**Exercise:**
Lines from the one with "Read all visible content and emit it as JSON." through the end of the records, and no others, are what the answer should contain, copied exactly; please keep pictures out.

**Data:**
- Opening Delimiter -

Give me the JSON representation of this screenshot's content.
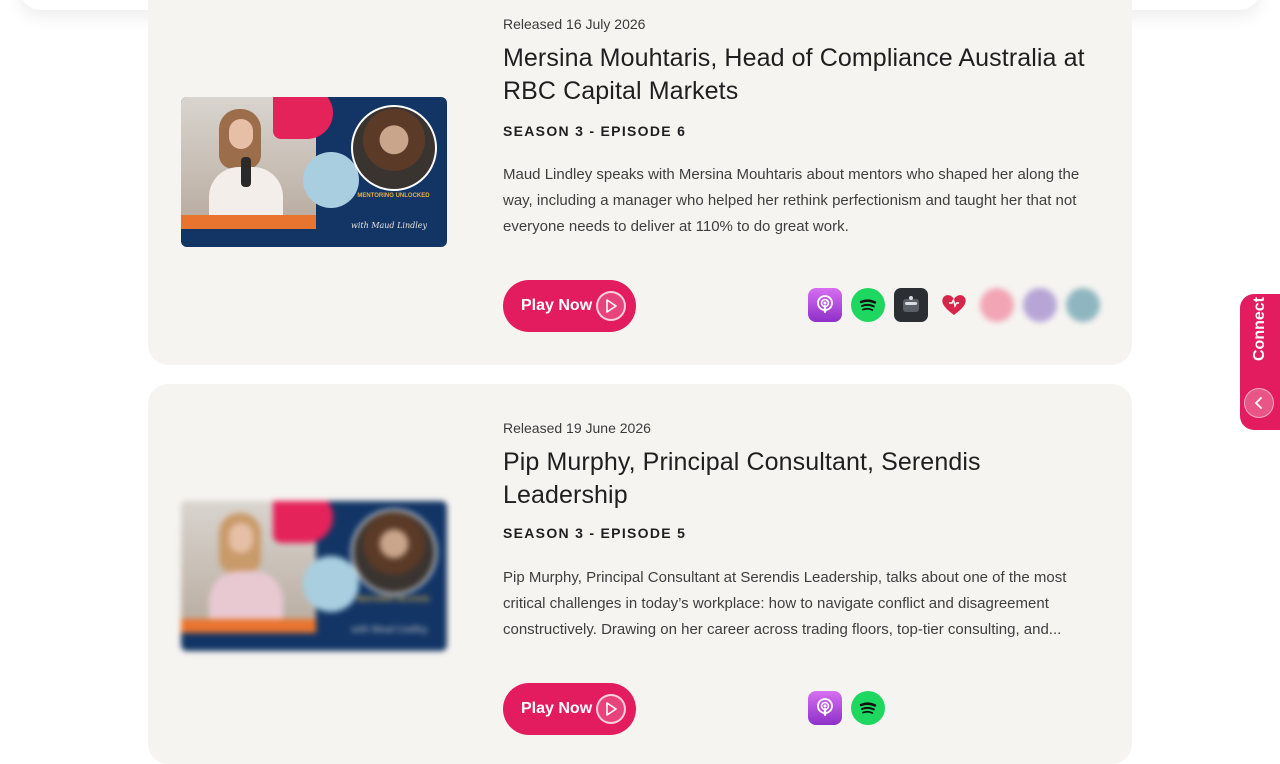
{
  "episodes": [
    {
      "released": "Released 16 July 2026",
      "title": "Mersina Mouhtaris, Head of Compliance Australia at RBC Capital Markets",
      "episode": "SEASON 3 - EPISODE 6",
      "description": "Maud Lindley speaks with Mersina Mouhtaris about mentors who shaped her along the way, including a manager who helped her rethink perfectionism and taught her that not everyone needs to deliver at 110% to do great work.",
      "play_label": "Play Now",
      "thumbnail": {
        "tagline": "MENTORING UNLOCKED",
        "signature": "with Maud Lindley"
      },
      "platforms": [
        "apple-podcasts-icon",
        "spotify-icon",
        "pocket-casts-icon",
        "iheart-icon",
        "castbox-icon",
        "podbean-icon",
        "podcast-app-icon"
      ]
    },
    {
      "released": "Released 19 June 2026",
      "title": "Pip Murphy, Principal Consultant, Serendis Leadership",
      "episode": "SEASON 3 - EPISODE 5",
      "description": "Pip Murphy, Principal Consultant at Serendis Leadership, talks about one of the most critical challenges in today’s workplace: how to navigate conflict and disagreement constructively. Drawing on her career across trading floors, top-tier consulting, and...",
      "play_label": "Play Now",
      "thumbnail": {
        "tagline": "MENTORING UNLOCKED",
        "signature": "with Maud Lindley"
      },
      "platforms": [
        "apple-podcasts-icon",
        "spotify-icon"
      ]
    }
  ],
  "connect": {
    "label": "Connect"
  },
  "colors": {
    "accent": "#e31c5f",
    "card_background": "#f6f4f1",
    "spotify": "#1ed760",
    "apple_podcasts": "#a94fd9"
  }
}
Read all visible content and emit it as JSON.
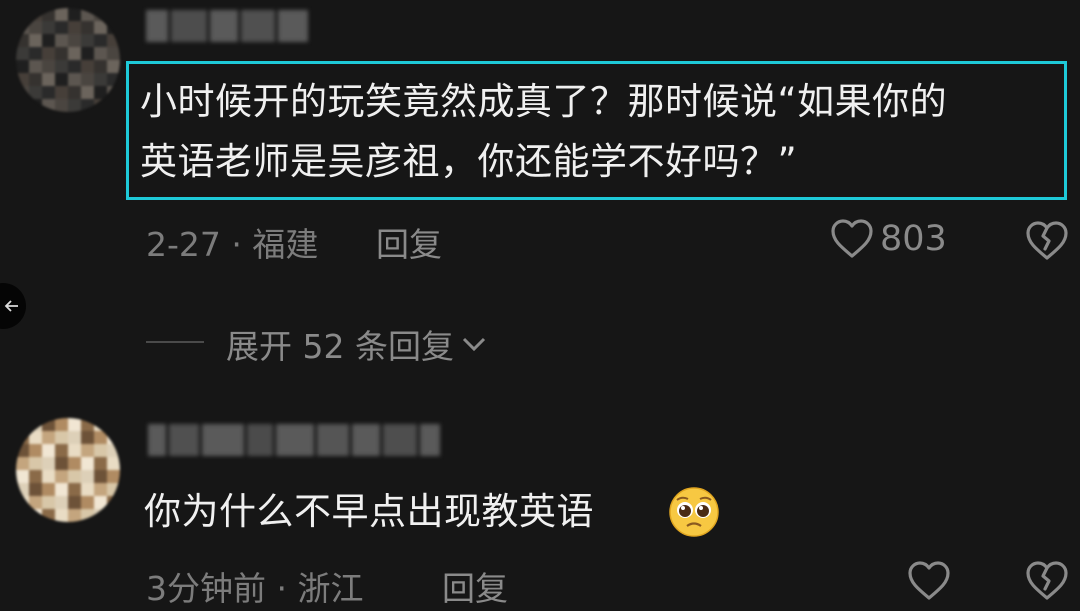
{
  "comments": [
    {
      "text_line1": "小时候开的玩笑竟然成真了？那时候说“如果你的",
      "text_line2": "英语老师是吴彦祖，你还能学不好吗？”",
      "date": "2-27",
      "location": "福建",
      "reply_label": "回复",
      "like_count": "803"
    },
    {
      "text": "你为什么不早点出现教英语",
      "emoji": "pleading-face",
      "time": "3分钟前",
      "location": "浙江",
      "reply_label": "回复",
      "like_count": ""
    }
  ],
  "expand_replies": {
    "label": "展开 52 条回复"
  },
  "colors": {
    "background": "#161616",
    "highlight": "#1ec9d8",
    "meta": "#7c7c7c"
  },
  "icons": {
    "like": "heart-outline-icon",
    "dislike": "broken-heart-icon",
    "expand": "chevron-down-icon",
    "back": "back-arrow-icon"
  }
}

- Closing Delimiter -

**Output for this task:**
Read all visible content and emit it as JSON.
{
  "comments": [
    {
      "text_line1": "小时候开的玩笑竟然成真了？那时候说“如果你的",
      "text_line2": "英语老师是吴彦祖，你还能学不好吗？”",
      "date": "2-27",
      "location": "福建",
      "reply_label": "回复",
      "like_count": "803"
    },
    {
      "text": "你为什么不早点出现教英语",
      "emoji": "pleading-face",
      "time": "3分钟前",
      "location": "浙江",
      "reply_label": "回复",
      "like_count": ""
    }
  ],
  "expand_replies": {
    "label": "展开 52 条回复"
  },
  "colors": {
    "background": "#161616",
    "highlight": "#1ec9d8",
    "meta": "#7c7c7c"
  },
  "icons": {
    "like": "heart-outline-icon",
    "dislike": "broken-heart-icon",
    "expand": "chevron-down-icon",
    "back": "back-arrow-icon"
  }
}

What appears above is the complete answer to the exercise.